Last week I received an invitation from Garry Heath, which I was only too happy to accept. Before anyone gets too excited, Garry’s invitation was to join the Libertatem open group on the LinkedIn business website, which keeps people updated on the progress of his trade body.
A few days later, a LinkedIn invitation also informed me that Libertatem’s new website was being launched and, eager to sample the delights of his trade body’s window to the world, I popped over for a quick gander.
Now, as those who know me will be aware, I have long been a keen student of political theories. What has always interested me in particular is the mechanism whereby individuals and groups move from one set of ideas to another.
My own view is there are several inter-related factors at play. The first is there must be a powerful material change, for example losing (or gaining) a job or income. Fear of change can also be a powerful incentive, even when it does not happen.
The second is the requirement for an ideology that offers a justification for both thoughts and future action. In the case of Libertatem the key theoretical underpinning for the trade group, prominent on its website, appears to be the Heath Report Two, a piece of research carried out by Garry himself and published in February.
The central premise of Garry’s report, which seems to be lacking in intellectual rigour, is a bizarre claim that as a direct result of the RDR some 16 million out of the UK’s 23 million people who have previously accessed financial advice are disenfranchised from doing so.
How does Garry arrive at such a number? He says 13,500 advisers, including just under 8,000 from the banks, have left the industry since November 2008, when the RDR was first “announced”. Actually, the initial review was announced in June 2006 and published a year later, in June 2007.
Garry then multiplies the average number of clients an adviser might have had by the numbers who have left. Never mind that many of these “clients” will have been people who came into contact with an adviser a decade or more ago and have no intention of ever darkening his (or her) doorstep again.
Moreover, Garry attributes the fall in numbers solely at the RDR’s door, ignoring other influences over the past eight years.
For example the Cass Consulting report’s suggestion in June 2013 that long before the RDR was implemented “technological advances have been making the creation and delivery of investment products more accessible and cheaper…., whether guided by an adviser or not.”
Back then, Cass’s report found that direct-to-consumer investment platforms held £94bn of investors’ money. By September 2014 this increased to £131.9bn, according to a Platforum report in February 2015. This will almost certainly have risen further in the last nine months.

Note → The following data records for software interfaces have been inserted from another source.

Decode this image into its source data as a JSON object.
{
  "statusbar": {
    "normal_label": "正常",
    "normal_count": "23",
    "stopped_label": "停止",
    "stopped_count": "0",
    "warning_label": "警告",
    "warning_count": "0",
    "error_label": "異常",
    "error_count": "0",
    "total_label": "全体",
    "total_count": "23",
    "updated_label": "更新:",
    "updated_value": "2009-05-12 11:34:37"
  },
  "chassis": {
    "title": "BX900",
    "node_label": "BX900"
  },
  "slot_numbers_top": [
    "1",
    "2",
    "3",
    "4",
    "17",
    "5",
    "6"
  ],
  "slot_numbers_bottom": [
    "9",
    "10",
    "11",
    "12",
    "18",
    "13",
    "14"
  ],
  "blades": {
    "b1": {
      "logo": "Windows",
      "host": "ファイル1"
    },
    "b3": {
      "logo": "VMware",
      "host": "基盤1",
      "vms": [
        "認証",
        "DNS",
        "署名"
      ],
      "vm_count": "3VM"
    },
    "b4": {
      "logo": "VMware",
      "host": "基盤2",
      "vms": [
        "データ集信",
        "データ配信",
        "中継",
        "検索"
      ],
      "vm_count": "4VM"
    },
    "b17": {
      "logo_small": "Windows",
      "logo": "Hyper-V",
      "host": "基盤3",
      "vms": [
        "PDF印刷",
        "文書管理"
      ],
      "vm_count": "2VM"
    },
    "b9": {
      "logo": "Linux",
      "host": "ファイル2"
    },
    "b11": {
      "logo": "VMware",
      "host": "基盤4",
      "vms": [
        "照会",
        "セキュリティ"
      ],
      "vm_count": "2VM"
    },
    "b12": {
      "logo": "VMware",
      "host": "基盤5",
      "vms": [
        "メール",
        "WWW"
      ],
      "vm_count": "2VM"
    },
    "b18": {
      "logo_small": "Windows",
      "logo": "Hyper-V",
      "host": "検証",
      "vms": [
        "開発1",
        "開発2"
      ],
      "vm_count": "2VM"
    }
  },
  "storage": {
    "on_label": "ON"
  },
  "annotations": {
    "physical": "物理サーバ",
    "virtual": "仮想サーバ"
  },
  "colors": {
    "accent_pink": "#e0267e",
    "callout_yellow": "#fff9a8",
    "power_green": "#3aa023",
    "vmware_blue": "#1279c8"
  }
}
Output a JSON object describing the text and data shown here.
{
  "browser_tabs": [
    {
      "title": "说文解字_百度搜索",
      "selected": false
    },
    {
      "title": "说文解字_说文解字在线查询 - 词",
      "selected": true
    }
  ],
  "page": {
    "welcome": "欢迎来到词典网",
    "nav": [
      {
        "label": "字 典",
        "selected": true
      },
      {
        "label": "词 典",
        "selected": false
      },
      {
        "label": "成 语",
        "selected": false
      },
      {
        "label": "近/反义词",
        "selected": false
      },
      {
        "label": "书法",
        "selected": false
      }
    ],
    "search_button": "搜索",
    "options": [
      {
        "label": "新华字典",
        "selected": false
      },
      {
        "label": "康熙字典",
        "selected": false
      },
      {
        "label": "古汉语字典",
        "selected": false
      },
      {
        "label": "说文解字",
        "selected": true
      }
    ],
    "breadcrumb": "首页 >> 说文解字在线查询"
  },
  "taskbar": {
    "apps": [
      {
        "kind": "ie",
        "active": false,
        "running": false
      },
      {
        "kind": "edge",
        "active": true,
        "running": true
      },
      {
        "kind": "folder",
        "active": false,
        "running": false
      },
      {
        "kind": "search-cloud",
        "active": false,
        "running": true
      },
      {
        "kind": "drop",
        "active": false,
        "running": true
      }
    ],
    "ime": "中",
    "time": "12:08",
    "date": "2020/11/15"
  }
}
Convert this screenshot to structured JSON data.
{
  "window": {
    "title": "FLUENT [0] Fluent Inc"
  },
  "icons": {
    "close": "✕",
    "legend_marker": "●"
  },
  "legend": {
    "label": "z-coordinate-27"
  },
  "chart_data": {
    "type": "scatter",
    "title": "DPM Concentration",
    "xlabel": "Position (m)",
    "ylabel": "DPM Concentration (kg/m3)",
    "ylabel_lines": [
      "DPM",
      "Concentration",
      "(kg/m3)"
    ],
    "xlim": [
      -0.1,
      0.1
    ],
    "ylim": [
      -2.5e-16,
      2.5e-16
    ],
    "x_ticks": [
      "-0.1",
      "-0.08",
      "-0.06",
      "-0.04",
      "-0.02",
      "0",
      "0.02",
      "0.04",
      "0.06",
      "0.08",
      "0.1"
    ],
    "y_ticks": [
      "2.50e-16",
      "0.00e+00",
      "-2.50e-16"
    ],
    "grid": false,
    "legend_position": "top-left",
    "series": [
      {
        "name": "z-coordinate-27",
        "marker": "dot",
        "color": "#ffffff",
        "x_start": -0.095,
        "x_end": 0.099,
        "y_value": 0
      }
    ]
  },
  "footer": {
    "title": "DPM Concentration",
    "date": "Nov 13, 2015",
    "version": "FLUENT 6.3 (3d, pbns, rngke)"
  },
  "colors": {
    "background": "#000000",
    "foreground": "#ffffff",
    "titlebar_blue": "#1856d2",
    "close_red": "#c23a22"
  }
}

Nor is this unique: the number of general insurance intermediaries fell sharply, from 7,200 or so to barely 5,000 in the past seven years, caught by the continuing dual squeeze of online insurance sales and web-based comparison sites. Garry’s report also overlooks other explanations, for example the recession five years ago, where falling house prices and a lack of mortgage deals decimated mortgage intermediary numbers.
Likewise, his monorail RDR theory conveniently skates over the issue of retirement and natural wastage: Vision Business Advisers surveyed 600 UK investment advisers in February and found that their average age was 58, with 27 per cent saying they were planning in retiring in the next five years.
The issue, then, is not so much advisers who leave but the industry’s failure to recruit new blood.
Yet none of these factors are considered in Garry’s report. Instead, he weeps crocodile tears for the demise of bank sector advisers. Are these the same people whom Garry disliked so badly that in his old Nfifa days he even set up a short-lived campaign – BankWatch – to focus on their nefarious activities?
Again, Garry ignores huge structural factors – like the banking crisis – that decimated the banks’ advice businesses.
This discounting of arguments that do not tally with his world view carries over into a related memory loss problem. Three years ago, Garry argued the RDR’s implementation should be delayed, quoting one survey to show only 5 per cent of IFAs had achieved their Level 4 qualifications.
Strangely enough, the increased professionalism of advisers thanks to the qualifications they have obtained is now mentioned approvingly on Libertatem’s website.
The truth is Garry has always had an arms length relationship with facts, using those that suit him and disregarding those that do not. To a greater or lesser degree all of us are guilty of much the same thing at times: a bit of exaggeration here and some hyperbole there, nothing much wrong with that, is there?
The difference is Garry’s report is being used as the prospective intellectual recruiting sergeant for a new adviser trade body.
Advisers preparing to gird their loins and go into battle with Libertatem need to know their leader’s thoughts on such critical issues are based on considered opinion, using careful thorough and reasoned logic, verifiable evidence and valid scientific methodology.
The Heath Report Two is most definitely not that kind of document.
Nic Cicutti can be contacted at firstname.lastname@example.org